© 2022 Mandreker Bahall.

open-access license: This is an open access article distributed under the terms of the Creative Commons Attribution 4.0 International Public License (CC-BY 4.0), a copy of which is available at: https://creativecommons.org/licenses/by/4.0/legalcode. This license permits unrestricted use, distribution, and reproduction in any medium, provided the original author and source are credited.

* Address correspondence to this author at the Arthur Lok Jack Global School of Business, Mt. Hope, Trinidad, Trinidad and Tobago Mc Bean, Couva, Trinidad and Tobago, Caribbean; Tel: 18687636608; Fax: 18686790816; E-mail: vmandrakes@hotmail.com


Abstract

Background:

Coronary artery disease has been the most prevalent chronic disease over the last two decades. In Trinidad and Tobago—a small, high-income, resource-limited country the median age of presentation of, and premature death from, acute myocardial infarction is more than 12 years earlier to that in high-income, developed countries. This may be attributed to the increased risk of coronary artery disease that stem from the presence of precursors in the social environment.

Objective:

We aimed to explore the association between “social environment” and coronary artery disease in Trinidad and Tobago.

Methods:

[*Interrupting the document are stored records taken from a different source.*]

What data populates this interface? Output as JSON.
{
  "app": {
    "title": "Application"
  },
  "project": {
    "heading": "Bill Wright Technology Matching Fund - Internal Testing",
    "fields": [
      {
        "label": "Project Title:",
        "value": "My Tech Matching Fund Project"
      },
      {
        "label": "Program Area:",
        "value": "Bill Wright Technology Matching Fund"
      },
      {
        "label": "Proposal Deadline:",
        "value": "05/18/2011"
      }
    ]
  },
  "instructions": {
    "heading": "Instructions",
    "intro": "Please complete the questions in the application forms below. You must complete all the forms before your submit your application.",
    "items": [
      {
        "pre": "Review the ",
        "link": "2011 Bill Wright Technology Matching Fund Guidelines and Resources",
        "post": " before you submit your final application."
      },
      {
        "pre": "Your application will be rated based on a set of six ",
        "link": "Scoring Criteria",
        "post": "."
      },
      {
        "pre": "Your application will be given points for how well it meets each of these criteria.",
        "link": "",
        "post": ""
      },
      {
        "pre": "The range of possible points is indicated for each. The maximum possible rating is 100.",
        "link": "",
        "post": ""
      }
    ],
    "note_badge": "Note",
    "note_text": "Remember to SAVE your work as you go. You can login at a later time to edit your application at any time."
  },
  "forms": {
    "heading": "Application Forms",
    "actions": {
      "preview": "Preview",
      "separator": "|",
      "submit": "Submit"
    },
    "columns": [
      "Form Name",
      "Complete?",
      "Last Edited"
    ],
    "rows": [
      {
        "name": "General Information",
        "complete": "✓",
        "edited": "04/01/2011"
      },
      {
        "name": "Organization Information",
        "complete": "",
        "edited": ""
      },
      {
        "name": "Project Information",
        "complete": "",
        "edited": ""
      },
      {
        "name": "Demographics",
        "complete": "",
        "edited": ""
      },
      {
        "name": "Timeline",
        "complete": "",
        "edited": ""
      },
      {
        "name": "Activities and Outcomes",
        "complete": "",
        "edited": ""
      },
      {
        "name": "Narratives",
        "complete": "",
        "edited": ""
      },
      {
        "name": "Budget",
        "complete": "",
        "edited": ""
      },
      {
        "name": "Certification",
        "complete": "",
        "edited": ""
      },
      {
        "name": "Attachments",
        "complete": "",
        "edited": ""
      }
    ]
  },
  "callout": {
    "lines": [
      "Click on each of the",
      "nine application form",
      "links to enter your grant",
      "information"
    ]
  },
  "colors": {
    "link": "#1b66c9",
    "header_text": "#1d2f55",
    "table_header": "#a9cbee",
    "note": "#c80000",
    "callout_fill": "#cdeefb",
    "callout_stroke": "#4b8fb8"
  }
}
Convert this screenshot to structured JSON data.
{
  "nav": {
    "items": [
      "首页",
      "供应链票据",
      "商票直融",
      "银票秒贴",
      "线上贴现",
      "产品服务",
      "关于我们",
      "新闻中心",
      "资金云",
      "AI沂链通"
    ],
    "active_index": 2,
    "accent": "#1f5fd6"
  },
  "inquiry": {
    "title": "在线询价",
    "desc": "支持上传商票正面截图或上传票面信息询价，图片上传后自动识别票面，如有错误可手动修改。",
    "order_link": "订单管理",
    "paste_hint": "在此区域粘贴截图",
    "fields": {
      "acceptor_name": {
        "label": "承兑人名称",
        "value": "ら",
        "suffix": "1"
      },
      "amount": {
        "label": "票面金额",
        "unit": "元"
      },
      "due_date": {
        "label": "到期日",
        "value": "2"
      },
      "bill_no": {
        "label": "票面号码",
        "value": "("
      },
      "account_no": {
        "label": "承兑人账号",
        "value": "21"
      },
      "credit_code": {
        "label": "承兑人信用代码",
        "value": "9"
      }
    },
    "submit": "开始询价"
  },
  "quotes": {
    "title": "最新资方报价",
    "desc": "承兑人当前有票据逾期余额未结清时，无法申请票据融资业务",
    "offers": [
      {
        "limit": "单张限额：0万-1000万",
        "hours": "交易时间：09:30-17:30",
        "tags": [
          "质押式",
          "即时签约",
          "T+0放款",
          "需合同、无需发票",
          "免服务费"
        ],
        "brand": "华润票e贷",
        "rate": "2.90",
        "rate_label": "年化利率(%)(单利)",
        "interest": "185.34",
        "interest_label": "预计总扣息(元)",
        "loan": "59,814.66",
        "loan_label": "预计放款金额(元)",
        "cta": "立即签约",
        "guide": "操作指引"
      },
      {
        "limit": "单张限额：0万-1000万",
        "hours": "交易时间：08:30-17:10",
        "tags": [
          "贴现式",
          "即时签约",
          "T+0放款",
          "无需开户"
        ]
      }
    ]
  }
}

This is a descriptive ecological study that assessed secondary data. Data were collected from multiple search engines and websites. Data on Trinidad and Tobago’s social environment were also accessed from the World Databank and the Central Intelligence Agency fact book and analyzed.

Results:

Coronary artery disease was fueled by personal choices that were influenced by the social environment (“fast food” outlets, inadequate sporting facilities, increased use of activity-saving tools [vehicles, phones, and online activities], smoking and alcohol accessibility, and social stressors [murder, family disputes, divorce, child abuse, kidnapping, and rape]). Food imports, as a percentage of merchandise imports, were at 11.42% (2015); the level of physical activity was low (<600 MET-minutes per week; 38 in 2016), and social stressors were high.

Conclusion:

The social environment has encouraged a “cardiotoxic” or “atherogenic” environment influencing behavior, eventually resulting in a continued high risk of coronary artery disease, presenting at a younger age.

Keywords: Public health, Coronary artery disease, Cardiotoxic environment, Obesogenic environment, Atherogenic environment, Social environment.